> [Task details]
Beneath this task is a listing; retype all of it exactly.

○ ○ ○ ○

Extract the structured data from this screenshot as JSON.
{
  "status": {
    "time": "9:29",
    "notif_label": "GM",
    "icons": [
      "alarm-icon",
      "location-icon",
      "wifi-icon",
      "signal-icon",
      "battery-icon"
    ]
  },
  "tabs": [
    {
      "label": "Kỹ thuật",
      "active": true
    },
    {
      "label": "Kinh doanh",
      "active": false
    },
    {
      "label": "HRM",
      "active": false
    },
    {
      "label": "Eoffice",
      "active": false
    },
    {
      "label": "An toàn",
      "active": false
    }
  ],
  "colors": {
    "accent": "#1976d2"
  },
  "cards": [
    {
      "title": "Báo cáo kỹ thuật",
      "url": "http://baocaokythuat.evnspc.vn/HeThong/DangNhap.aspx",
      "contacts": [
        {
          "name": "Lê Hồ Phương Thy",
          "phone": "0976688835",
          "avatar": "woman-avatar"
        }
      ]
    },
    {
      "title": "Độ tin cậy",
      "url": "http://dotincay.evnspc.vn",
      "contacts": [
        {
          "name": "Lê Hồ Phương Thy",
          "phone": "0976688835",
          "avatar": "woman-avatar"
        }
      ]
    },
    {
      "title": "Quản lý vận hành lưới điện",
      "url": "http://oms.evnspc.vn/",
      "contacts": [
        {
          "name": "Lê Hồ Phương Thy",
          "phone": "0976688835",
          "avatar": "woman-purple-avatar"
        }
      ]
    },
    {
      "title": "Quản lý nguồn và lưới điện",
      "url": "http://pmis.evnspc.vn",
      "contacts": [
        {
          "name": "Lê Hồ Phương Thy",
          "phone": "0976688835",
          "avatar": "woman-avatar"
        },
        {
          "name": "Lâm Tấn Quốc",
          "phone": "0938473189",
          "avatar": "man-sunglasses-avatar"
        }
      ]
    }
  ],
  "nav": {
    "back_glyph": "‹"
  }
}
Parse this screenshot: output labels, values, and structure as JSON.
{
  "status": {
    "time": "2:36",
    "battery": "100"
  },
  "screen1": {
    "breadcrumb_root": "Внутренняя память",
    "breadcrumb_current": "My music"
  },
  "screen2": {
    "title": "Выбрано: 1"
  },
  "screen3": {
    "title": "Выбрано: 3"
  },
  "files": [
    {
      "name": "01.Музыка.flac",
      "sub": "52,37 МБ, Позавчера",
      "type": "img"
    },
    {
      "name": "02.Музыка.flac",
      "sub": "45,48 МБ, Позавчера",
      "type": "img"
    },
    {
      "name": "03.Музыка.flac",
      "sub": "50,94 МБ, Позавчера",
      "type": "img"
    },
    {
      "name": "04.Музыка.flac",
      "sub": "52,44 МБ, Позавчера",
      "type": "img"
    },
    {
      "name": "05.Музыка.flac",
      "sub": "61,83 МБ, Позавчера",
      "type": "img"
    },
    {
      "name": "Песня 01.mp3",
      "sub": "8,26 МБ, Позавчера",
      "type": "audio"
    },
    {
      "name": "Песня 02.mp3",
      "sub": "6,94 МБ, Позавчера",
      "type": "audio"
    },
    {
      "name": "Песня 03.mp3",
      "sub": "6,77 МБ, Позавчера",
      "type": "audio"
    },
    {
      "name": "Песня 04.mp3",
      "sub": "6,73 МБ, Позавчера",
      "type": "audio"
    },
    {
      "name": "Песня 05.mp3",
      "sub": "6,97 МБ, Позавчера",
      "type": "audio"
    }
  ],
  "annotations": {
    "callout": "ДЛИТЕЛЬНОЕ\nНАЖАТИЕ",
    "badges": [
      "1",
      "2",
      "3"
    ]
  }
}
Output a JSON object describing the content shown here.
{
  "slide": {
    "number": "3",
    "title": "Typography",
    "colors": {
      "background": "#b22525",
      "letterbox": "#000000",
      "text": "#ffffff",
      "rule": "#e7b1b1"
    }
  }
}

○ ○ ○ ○

> [Result for this task]
Extract the structured data from this screenshot as JSON.
{
  "status": {
    "time": "9:29",
    "notif_label": "GM",
    "icons": [
      "alarm-icon",
      "location-icon",
      "wifi-icon",
      "signal-icon",
      "battery-icon"
    ]
  },
  "tabs": [
    {
      "label": "Kỹ thuật",
      "active": true
    },
    {
      "label": "Kinh doanh",
      "active": false
    },
    {
      "label": "HRM",
      "active": false
    },
    {
      "label": "Eoffice",
      "active": false
    },
    {
      "label": "An toàn",
      "active": false
    }
  ],
  "colors": {
    "accent": "#1976d2"
  },
  "cards": [
    {
      "title": "Báo cáo kỹ thuật",
      "url": "http://baocaokythuat.evnspc.vn/HeThong/DangNhap.aspx",
      "contacts": [
        {
          "name": "Lê Hồ Phương Thy",
          "phone": "0976688835",
          "avatar": "woman-avatar"
        }
      ]
    },
    {
      "title": "Độ tin cậy",
      "url": "http://dotincay.evnspc.vn",
      "contacts": [
        {
          "name": "Lê Hồ Phương Thy",
          "phone": "0976688835",
          "avatar": "woman-avatar"
        }
      ]
    },
    {
      "title": "Quản lý vận hành lưới điện",
      "url": "http://oms.evnspc.vn/",
      "contacts": [
        {
          "name": "Lê Hồ Phương Thy",
          "phone": "0976688835",
          "avatar": "woman-purple-avatar"
        }
      ]
    },
    {
      "title": "Quản lý nguồn và lưới điện",
      "url": "http://pmis.evnspc.vn",
      "contacts": [
        {
          "name": "Lê Hồ Phương Thy",
          "phone": "0976688835",
          "avatar": "woman-avatar"
        },
        {
          "name": "Lâm Tấn Quốc",
          "phone": "0938473189",
          "avatar": "man-sunglasses-avatar"
        }
      ]
    }
  ],
  "nav": {
    "back_glyph": "‹"
  }
}
Parse this screenshot: output labels, values, and structure as JSON.
{
  "status": {
    "time": "2:36",
    "battery": "100"
  },
  "screen1": {
    "breadcrumb_root": "Внутренняя память",
    "breadcrumb_current": "My music"
  },
  "screen2": {
    "title": "Выбрано: 1"
  },
  "screen3": {
    "title": "Выбрано: 3"
  },
  "files": [
    {
      "name": "01.Музыка.flac",
      "sub": "52,37 МБ, Позавчера",
      "type": "img"
    },
    {
      "name": "02.Музыка.flac",
      "sub": "45,48 МБ, Позавчера",
      "type": "img"
    },
    {
      "name": "03.Музыка.flac",
      "sub": "50,94 МБ, Позавчера",
      "type": "img"
    },
    {
      "name": "04.Музыка.flac",
      "sub": "52,44 МБ, Позавчера",
      "type": "img"
    },
    {
      "name": "05.Музыка.flac",
      "sub": "61,83 МБ, Позавчера",
      "type": "img"
    },
    {
      "name": "Песня 01.mp3",
      "sub": "8,26 МБ, Позавчера",
      "type": "audio"
    },
    {
      "name": "Песня 02.mp3",
      "sub": "6,94 МБ, Позавчера",
      "type": "audio"
    },
    {
      "name": "Песня 03.mp3",
      "sub": "6,77 МБ, Позавчера",
      "type": "audio"
    },
    {
      "name": "Песня 04.mp3",
      "sub": "6,73 МБ, Позавчера",
      "type": "audio"
    },
    {
      "name": "Песня 05.mp3",
      "sub": "6,97 МБ, Позавчера",
      "type": "audio"
    }
  ],
  "annotations": {
    "callout": "ДЛИТЕЛЬНОЕ\nНАЖАТИЕ",
    "badges": [
      "1",
      "2",
      "3"
    ]
  }
}
Output a JSON object describing the content shown here.
{
  "slide": {
    "number": "3",
    "title": "Typography",
    "colors": {
      "background": "#b22525",
      "letterbox": "#000000",
      "text": "#ffffff",
      "rule": "#e7b1b1"
    }
  }
}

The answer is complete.